● **Record set**
----

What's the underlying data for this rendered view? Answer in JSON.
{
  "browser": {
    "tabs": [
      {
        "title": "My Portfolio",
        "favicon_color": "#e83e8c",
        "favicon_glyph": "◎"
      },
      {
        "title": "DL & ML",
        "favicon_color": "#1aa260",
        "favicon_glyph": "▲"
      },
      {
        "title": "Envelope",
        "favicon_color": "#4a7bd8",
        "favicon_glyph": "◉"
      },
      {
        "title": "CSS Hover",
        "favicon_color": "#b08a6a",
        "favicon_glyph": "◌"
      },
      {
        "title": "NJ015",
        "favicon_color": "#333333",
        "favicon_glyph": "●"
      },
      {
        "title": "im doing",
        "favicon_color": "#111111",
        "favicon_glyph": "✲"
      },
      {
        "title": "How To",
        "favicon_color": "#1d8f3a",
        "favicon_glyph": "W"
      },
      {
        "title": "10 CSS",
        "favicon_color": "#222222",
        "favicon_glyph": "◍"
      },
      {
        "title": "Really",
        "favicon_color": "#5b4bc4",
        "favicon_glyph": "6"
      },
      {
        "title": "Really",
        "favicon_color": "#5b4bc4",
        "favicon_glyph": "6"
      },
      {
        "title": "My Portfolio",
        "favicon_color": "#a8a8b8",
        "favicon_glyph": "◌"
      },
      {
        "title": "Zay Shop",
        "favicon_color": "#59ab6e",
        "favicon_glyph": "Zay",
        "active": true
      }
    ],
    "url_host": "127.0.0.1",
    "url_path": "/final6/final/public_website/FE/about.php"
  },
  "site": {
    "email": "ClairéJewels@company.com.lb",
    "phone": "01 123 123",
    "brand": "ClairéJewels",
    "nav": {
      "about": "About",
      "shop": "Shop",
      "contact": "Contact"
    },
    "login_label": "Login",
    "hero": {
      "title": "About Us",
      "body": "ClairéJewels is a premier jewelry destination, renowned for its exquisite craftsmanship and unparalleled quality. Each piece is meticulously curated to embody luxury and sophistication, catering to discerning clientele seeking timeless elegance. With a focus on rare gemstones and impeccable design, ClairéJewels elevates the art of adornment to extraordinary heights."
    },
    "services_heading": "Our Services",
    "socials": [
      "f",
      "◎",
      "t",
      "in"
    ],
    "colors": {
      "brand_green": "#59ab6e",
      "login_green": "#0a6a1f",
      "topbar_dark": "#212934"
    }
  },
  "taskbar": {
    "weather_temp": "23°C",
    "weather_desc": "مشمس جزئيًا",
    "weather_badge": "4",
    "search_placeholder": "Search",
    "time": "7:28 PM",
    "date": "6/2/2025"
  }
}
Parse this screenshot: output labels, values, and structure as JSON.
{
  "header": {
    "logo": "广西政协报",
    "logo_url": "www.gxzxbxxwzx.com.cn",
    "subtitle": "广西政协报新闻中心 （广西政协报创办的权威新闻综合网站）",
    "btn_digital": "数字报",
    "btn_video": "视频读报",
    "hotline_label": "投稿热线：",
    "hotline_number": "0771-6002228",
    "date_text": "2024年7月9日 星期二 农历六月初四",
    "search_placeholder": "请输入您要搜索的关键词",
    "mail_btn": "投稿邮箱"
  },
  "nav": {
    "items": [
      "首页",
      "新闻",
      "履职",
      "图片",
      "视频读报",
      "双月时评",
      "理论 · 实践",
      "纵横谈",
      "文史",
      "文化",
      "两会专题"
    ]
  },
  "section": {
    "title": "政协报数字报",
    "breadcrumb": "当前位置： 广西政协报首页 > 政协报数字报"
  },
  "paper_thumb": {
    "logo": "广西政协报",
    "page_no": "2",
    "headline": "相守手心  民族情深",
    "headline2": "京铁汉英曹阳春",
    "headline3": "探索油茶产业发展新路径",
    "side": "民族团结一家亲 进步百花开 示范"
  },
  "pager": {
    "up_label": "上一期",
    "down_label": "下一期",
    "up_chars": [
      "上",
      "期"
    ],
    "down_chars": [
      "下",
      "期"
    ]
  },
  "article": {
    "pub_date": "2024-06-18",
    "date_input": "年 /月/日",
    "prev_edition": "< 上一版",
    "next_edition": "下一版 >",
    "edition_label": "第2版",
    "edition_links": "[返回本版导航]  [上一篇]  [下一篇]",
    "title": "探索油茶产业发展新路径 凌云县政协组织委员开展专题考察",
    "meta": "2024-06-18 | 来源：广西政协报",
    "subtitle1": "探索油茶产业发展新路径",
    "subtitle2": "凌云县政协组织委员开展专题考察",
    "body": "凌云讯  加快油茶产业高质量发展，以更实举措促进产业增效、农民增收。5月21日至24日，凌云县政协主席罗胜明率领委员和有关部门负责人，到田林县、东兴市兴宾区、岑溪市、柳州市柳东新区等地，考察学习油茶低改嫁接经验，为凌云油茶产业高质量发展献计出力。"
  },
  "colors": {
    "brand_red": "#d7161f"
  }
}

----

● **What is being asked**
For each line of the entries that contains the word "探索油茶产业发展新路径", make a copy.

● **Response**
    "headline3": "探索油茶产业发展新路径",
    "title": "探索油茶产业发展新路径 凌云县政协组织委员开展专题考察",
    "subtitle1": "探索油茶产业发展新路径",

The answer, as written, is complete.